One of the new laws convinced the California Supreme Court to grant a new trial to an inmate in prison for decades on the grounds that "junk science" swayed his murder conviction. Another gave victims of revenge porn the right to ask for offending material to be removed from the Internet without having to use their names. A third required state childcare facilities to consider the arrest records of job applicants. And the fourth called for training for police in recognizing and responding to signs of elder abuse.
Here is more information about the current crop of student-driven bills:
AB 1200: Procurement lobbying
The bill would create new transparency in how state contracts are awarded for some $1 billion in goods and services every year. Money spent to influence the government officials who award these contracts would be classified as lobbying, and would have to be publicly disclosed in the same way as legislative and regulatory lobbying.
Author: Assemblyman Rich Gordon
Student lobbyists: Robert Binning, of Auburn; Alex Khan, of Fair Oaks; and Rob Nash, of Bloomington, Illinois
AB 291: Streamlining notice requirements for water projects

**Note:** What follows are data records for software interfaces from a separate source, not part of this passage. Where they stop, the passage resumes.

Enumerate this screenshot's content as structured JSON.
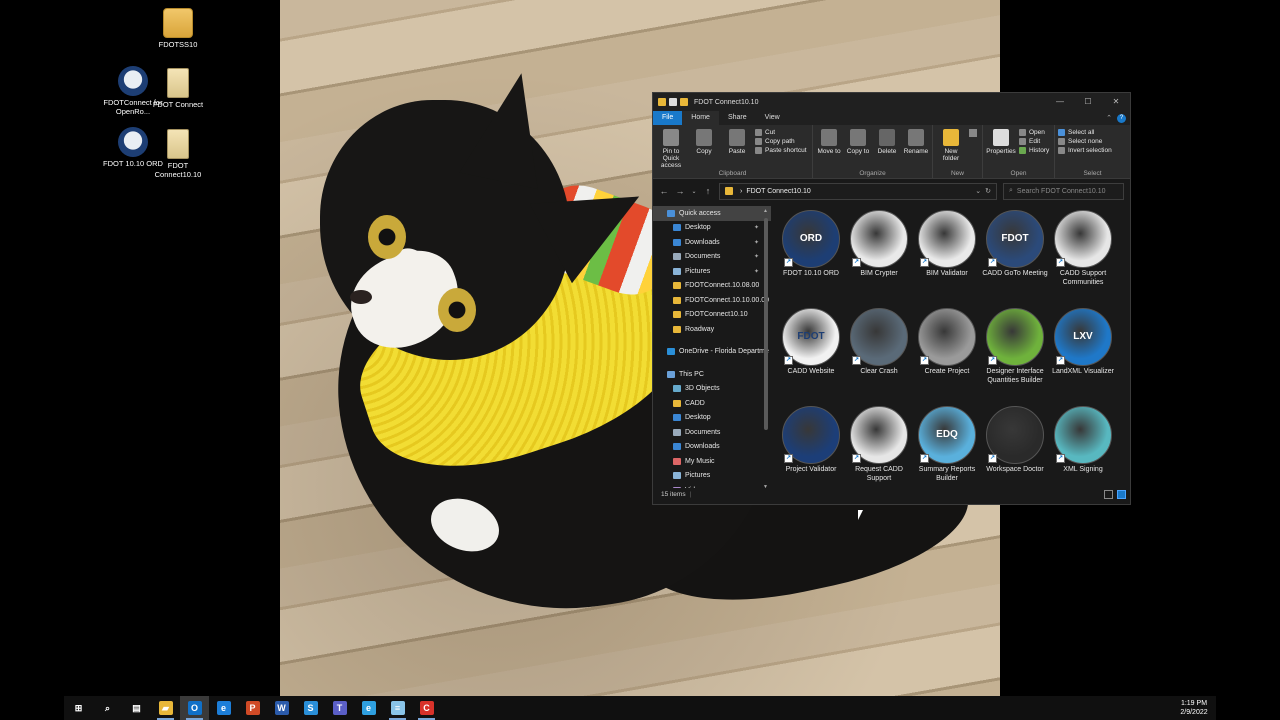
{
  "desktop": {
    "icons": [
      {
        "label": "FDOTSS10",
        "type": "folder"
      },
      {
        "label": "FDOTConnect for OpenRo...",
        "type": "ord"
      },
      {
        "label": "FDOT Connect",
        "type": "doc"
      },
      {
        "label": "FDOT 10.10 ORD",
        "type": "ord"
      },
      {
        "label": "FDOT Connect10.10",
        "type": "doc"
      }
    ]
  },
  "window": {
    "title": "FDOT Connect10.10",
    "controls": {
      "minimize": "—",
      "maximize": "☐",
      "close": "✕"
    },
    "tabs": [
      "File",
      "Home",
      "Share",
      "View"
    ],
    "active_tab": "Home",
    "ribbon": {
      "clipboard": {
        "name": "Clipboard",
        "pin": "Pin to Quick access",
        "copy": "Copy",
        "paste": "Paste",
        "cut": "Cut",
        "copy_path": "Copy path",
        "paste_shortcut": "Paste shortcut"
      },
      "organize": {
        "name": "Organize",
        "move_to": "Move to",
        "copy_to": "Copy to",
        "delete": "Delete",
        "rename": "Rename"
      },
      "new": {
        "name": "New",
        "new_folder": "New folder"
      },
      "open": {
        "name": "Open",
        "properties": "Properties",
        "open": "Open",
        "edit": "Edit",
        "history": "History"
      },
      "select": {
        "name": "Select",
        "select_all": "Select all",
        "select_none": "Select none",
        "invert_selection": "Invert selection"
      }
    },
    "address": {
      "path": "FDOT Connect10.10",
      "search_placeholder": "Search FDOT Connect10.10"
    },
    "nav": [
      {
        "label": "Quick access",
        "type": "quick",
        "selected": true
      },
      {
        "label": "Desktop",
        "type": "desktop",
        "pinned": true
      },
      {
        "label": "Downloads",
        "type": "downloads",
        "pinned": true
      },
      {
        "label": "Documents",
        "type": "documents",
        "pinned": true
      },
      {
        "label": "Pictures",
        "type": "pictures",
        "pinned": true
      },
      {
        "label": "FDOTConnect.10.08.00",
        "type": "folder"
      },
      {
        "label": "FDOTConnect.10.10.00.00",
        "type": "folder"
      },
      {
        "label": "FDOTConnect10.10",
        "type": "folder"
      },
      {
        "label": "Roadway",
        "type": "folder"
      },
      {
        "label": "OneDrive - Florida Departme",
        "type": "onedrive"
      },
      {
        "label": "This PC",
        "type": "pc"
      },
      {
        "label": "3D Objects",
        "type": "objects"
      },
      {
        "label": "CADD",
        "type": "folder"
      },
      {
        "label": "Desktop",
        "type": "desktop"
      },
      {
        "label": "Documents",
        "type": "documents"
      },
      {
        "label": "Downloads",
        "type": "downloads"
      },
      {
        "label": "My Music",
        "type": "music"
      },
      {
        "label": "Pictures",
        "type": "pictures"
      },
      {
        "label": "Videos",
        "type": "videos"
      }
    ],
    "items": [
      {
        "label": "FDOT 10.10 ORD",
        "badge": "ORD",
        "color": "#1d3e74"
      },
      {
        "label": "BIM Crypter",
        "badge": "",
        "color": "#e9e9e9"
      },
      {
        "label": "BIM Validator",
        "badge": "",
        "color": "#e9e9e9"
      },
      {
        "label": "CADD GoTo Meeting",
        "badge": "FDOT",
        "color": "#2b4a7a"
      },
      {
        "label": "CADD Support Communities",
        "badge": "",
        "color": "#e6e6e6"
      },
      {
        "label": "CADD Website",
        "badge": "FDOT",
        "color": "#f1f1f1"
      },
      {
        "label": "Clear Crash",
        "badge": "",
        "color": "#5a6a78"
      },
      {
        "label": "Create Project",
        "badge": "",
        "color": "#9a9a9a"
      },
      {
        "label": "Designer Interface Quantities Builder",
        "badge": "",
        "color": "#6fb23c"
      },
      {
        "label": "LandXML Visualizer",
        "badge": "LXV",
        "color": "#1f78c8"
      },
      {
        "label": "Project Validator",
        "badge": "",
        "color": "#1c3e78"
      },
      {
        "label": "Request CADD Support",
        "badge": "",
        "color": "#e6e6e6"
      },
      {
        "label": "Summary Reports Builder",
        "badge": "EDQ",
        "color": "#5ab0dc"
      },
      {
        "label": "Workspace Doctor",
        "badge": "",
        "color": "#2a2a2a"
      },
      {
        "label": "XML Signing",
        "badge": "",
        "color": "#58b8c0"
      }
    ],
    "status": {
      "item_count": "15 items"
    }
  },
  "taskbar": {
    "items": [
      {
        "name": "start",
        "glyph": "⊞",
        "color": "#101010"
      },
      {
        "name": "search",
        "glyph": "⌕",
        "color": "#101010"
      },
      {
        "name": "task-view",
        "glyph": "▤",
        "color": "#101010"
      },
      {
        "name": "file-explorer",
        "glyph": "▰",
        "color": "#e8b739"
      },
      {
        "name": "outlook",
        "glyph": "O",
        "color": "#1070c8"
      },
      {
        "name": "edge-legacy",
        "glyph": "e",
        "color": "#1d7ed8"
      },
      {
        "name": "powerpoint",
        "glyph": "P",
        "color": "#d04a26"
      },
      {
        "name": "word",
        "glyph": "W",
        "color": "#2b5bab"
      },
      {
        "name": "skype",
        "glyph": "S",
        "color": "#2a8fd8"
      },
      {
        "name": "teams",
        "glyph": "T",
        "color": "#5b5fc7"
      },
      {
        "name": "internet-explorer",
        "glyph": "e",
        "color": "#2fa0e0"
      },
      {
        "name": "notepad",
        "glyph": "≡",
        "color": "#8ac4e8"
      },
      {
        "name": "recorder",
        "glyph": "C",
        "color": "#d8322a"
      }
    ],
    "clock": {
      "time": "1:19 PM",
      "date": "2/9/2022"
    }
  },
  "colors": {
    "accent": "#1979ca",
    "window_bg": "#191919",
    "ribbon_bg": "#2b2b2b",
    "taskbar_bg": "#101010"
  }
}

Local government agencies right now must file a "notice of approval" or "notice of determination" for certain water projects with the clerk's office of every county in which the water project is located. This bill would allow agencies to file the notice in just one county and mail a copy to other affected counties.
Author: Assemblyman Jose Medina
Student lobbyists: Adam Borchard, of Davis; Stephen Guichard, of Sacramento; and Caroline Soto, of Elk Grove
AB 791: Electronic accessibility of advance healthcare directives
Patients are often encouraged to sign advance healthcare directives, or living wills, spelling out what actions should be taken for their health if they are no longer able to make decisions for themselves. This bill would replace the current, unused paper-driven registry with an electronic database to store such directives so that a patient's wishes are readily, and securely, accessible to health care providers.
Author: Assemblyman Ken Cooley
Student lobbyists: Charles Deyoe, of La Mesa, and Jason Miller, of Davis
AB 100: California Law Fellowship Program
This bill would create a fellowship program for law school graduates enabling them to work in the Legislature as paid employees for a one year term. McGeorge would provide graduate education for the fellows and enable deferment of law school loans.
Author: Assemblyman Luis Alejo
Student lobbyists: Raihane Dalvi, of Sacramento; Ernesto Falcon, of Camarillo; and Amanda Kelly, of Sacramento.